» BRIEF
Find how many lines in the data below mention "Backup". Give the number only.

(Web page and app entries)
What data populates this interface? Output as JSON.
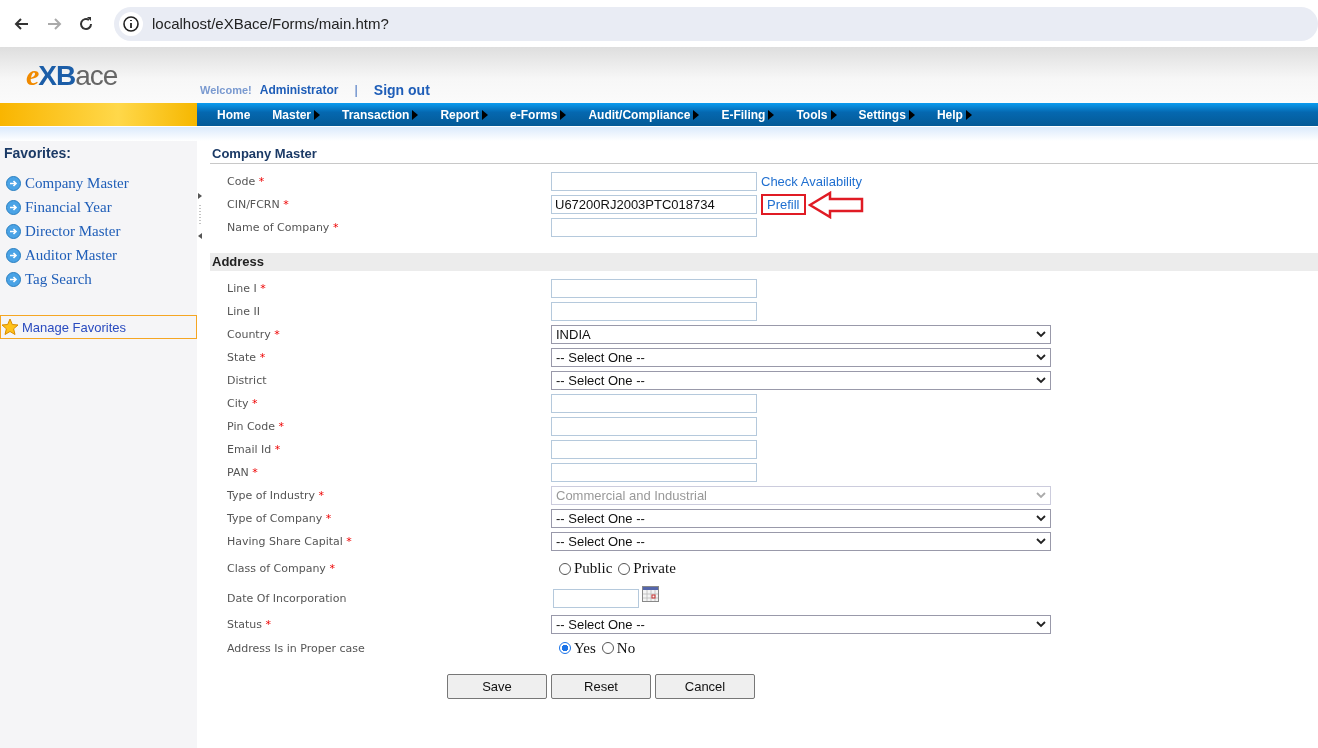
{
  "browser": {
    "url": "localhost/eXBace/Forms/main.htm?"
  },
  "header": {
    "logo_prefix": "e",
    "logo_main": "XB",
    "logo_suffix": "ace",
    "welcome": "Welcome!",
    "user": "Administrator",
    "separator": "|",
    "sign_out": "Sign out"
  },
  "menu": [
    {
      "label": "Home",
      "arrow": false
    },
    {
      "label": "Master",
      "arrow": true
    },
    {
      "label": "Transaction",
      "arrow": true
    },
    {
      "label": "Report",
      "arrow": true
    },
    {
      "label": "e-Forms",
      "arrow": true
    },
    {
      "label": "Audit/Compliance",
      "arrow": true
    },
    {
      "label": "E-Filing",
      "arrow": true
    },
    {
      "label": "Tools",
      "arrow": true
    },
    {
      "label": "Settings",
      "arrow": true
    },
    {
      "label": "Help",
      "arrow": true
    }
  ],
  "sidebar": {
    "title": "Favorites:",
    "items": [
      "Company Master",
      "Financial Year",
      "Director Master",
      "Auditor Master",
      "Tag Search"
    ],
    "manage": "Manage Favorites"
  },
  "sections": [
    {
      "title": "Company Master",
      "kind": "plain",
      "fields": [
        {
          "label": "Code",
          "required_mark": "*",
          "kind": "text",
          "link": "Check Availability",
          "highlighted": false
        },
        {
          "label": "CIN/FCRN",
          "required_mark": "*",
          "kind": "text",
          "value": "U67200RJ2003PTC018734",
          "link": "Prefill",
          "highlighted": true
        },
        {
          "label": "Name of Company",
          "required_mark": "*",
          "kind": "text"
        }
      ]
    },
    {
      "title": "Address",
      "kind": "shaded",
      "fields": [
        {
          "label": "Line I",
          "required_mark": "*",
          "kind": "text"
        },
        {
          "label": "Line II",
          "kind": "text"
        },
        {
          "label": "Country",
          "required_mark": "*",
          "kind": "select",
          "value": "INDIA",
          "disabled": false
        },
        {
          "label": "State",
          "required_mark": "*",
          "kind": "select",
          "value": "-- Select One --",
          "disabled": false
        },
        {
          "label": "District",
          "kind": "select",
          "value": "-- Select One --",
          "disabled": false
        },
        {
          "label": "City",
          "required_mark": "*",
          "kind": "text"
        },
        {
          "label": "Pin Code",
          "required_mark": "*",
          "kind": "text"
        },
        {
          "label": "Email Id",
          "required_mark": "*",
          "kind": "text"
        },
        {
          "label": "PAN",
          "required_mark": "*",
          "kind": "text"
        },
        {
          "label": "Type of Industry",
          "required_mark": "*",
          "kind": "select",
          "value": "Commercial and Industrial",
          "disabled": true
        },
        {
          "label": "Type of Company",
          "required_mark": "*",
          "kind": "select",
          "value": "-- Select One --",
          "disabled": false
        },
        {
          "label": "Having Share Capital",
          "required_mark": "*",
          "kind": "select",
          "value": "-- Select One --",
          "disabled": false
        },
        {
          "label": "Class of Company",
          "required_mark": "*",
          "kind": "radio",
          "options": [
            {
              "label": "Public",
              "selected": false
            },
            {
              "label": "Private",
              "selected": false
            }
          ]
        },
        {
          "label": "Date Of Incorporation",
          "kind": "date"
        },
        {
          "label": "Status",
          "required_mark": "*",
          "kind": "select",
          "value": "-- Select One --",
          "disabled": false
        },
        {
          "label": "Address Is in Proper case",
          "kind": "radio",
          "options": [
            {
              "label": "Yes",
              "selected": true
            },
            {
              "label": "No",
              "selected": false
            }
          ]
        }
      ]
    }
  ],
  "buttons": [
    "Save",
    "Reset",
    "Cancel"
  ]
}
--
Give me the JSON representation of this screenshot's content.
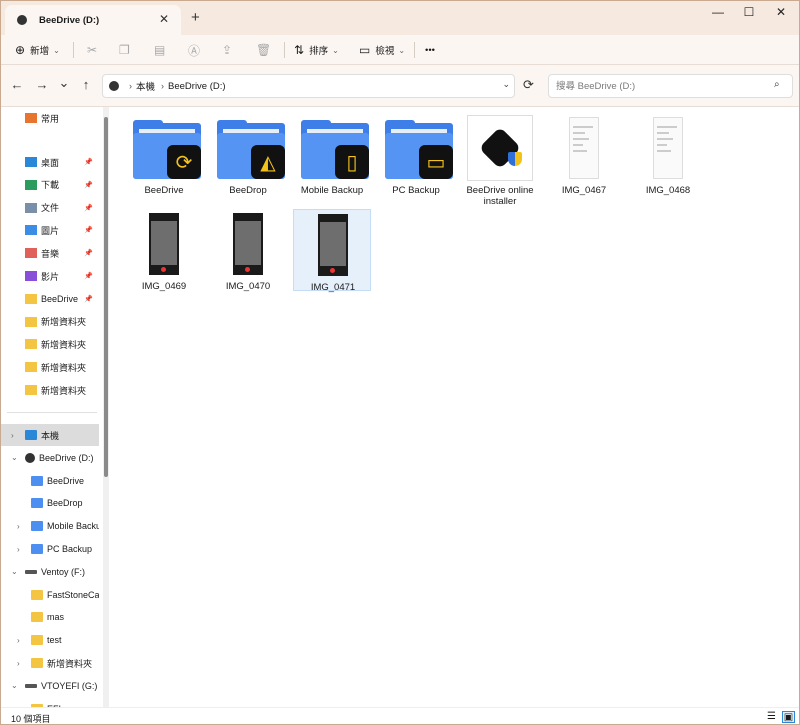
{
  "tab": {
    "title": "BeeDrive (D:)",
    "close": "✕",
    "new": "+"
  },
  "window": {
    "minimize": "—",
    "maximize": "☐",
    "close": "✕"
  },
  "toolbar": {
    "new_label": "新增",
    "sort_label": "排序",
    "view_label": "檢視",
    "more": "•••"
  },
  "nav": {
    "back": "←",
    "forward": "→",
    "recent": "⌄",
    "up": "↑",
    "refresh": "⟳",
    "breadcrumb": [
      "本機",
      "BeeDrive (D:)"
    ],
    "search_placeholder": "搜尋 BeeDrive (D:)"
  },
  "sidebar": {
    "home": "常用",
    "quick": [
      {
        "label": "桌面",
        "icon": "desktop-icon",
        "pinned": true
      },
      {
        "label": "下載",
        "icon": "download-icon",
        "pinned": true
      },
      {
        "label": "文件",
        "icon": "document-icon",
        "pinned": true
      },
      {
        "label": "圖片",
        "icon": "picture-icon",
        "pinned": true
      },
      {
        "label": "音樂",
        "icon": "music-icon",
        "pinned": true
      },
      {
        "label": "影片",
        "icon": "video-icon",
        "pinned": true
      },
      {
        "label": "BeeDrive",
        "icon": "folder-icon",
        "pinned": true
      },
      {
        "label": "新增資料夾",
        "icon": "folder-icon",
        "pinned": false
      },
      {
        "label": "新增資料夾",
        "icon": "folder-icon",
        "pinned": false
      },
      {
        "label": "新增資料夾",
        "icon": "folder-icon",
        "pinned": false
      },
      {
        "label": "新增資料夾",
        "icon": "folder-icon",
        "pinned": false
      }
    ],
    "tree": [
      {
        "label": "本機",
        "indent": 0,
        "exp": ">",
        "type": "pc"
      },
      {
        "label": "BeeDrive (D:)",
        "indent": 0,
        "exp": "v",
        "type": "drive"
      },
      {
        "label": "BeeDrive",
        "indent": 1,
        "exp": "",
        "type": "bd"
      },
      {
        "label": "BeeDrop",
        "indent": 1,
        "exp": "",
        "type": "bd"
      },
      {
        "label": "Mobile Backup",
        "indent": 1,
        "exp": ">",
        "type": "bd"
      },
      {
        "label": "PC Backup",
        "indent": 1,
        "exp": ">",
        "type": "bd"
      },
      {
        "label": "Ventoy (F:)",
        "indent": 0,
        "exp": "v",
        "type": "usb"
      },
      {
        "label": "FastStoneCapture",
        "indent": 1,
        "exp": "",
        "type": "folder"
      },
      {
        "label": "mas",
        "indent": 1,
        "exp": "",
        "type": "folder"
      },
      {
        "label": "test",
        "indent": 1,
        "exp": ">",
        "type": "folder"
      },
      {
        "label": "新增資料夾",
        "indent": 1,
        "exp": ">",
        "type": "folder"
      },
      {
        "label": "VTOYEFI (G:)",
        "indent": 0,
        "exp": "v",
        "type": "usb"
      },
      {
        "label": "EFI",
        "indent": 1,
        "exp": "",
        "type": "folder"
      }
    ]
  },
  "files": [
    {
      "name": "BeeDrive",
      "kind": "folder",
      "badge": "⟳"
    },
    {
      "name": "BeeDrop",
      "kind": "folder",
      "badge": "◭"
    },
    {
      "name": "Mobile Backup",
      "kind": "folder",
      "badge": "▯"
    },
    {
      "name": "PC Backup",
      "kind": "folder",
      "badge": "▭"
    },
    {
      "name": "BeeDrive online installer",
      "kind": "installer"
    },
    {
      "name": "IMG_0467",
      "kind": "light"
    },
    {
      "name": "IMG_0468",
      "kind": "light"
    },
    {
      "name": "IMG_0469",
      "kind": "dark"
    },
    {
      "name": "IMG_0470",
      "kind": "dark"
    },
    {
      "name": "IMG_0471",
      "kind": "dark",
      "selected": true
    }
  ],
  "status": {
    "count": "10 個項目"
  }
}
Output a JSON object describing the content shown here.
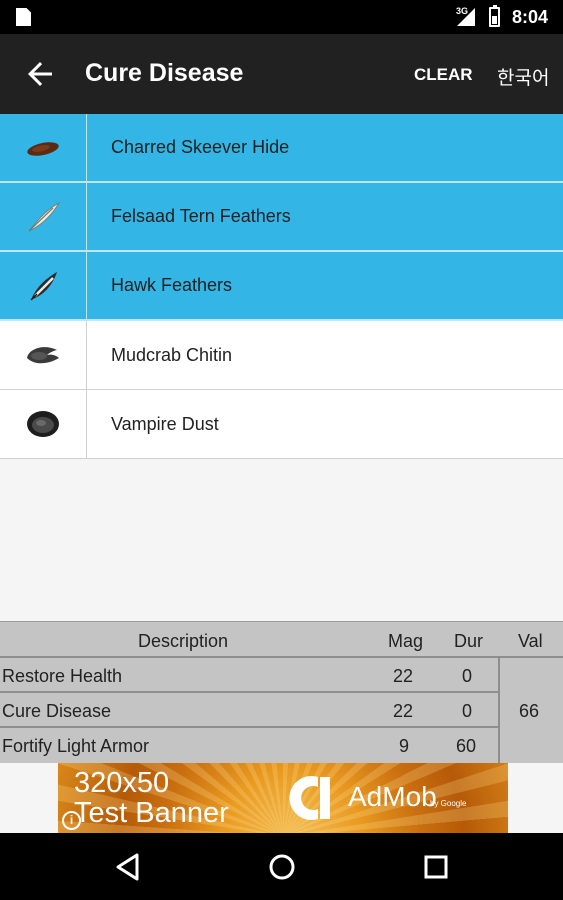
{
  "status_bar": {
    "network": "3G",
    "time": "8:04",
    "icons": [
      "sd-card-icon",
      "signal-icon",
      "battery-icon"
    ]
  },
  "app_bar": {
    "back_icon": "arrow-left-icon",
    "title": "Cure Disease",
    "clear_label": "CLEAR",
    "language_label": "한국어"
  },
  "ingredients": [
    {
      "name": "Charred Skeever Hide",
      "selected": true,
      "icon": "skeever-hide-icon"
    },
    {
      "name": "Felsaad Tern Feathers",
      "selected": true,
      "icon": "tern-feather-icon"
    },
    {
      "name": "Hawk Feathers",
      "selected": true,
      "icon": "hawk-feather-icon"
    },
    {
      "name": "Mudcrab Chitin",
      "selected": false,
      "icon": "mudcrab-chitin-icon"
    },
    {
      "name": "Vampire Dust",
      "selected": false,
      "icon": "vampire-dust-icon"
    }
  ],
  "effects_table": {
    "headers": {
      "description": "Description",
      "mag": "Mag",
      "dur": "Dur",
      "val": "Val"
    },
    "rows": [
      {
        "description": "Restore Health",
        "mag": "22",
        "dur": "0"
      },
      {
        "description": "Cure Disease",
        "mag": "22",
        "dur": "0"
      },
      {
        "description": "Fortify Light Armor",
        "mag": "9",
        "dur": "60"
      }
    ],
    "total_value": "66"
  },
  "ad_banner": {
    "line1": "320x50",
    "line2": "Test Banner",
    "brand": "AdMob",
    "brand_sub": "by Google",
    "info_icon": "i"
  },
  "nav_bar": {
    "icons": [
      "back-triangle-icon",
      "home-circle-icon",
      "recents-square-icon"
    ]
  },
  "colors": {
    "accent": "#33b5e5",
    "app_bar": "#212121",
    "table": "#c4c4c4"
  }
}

» WRITTEN RESPONSE
4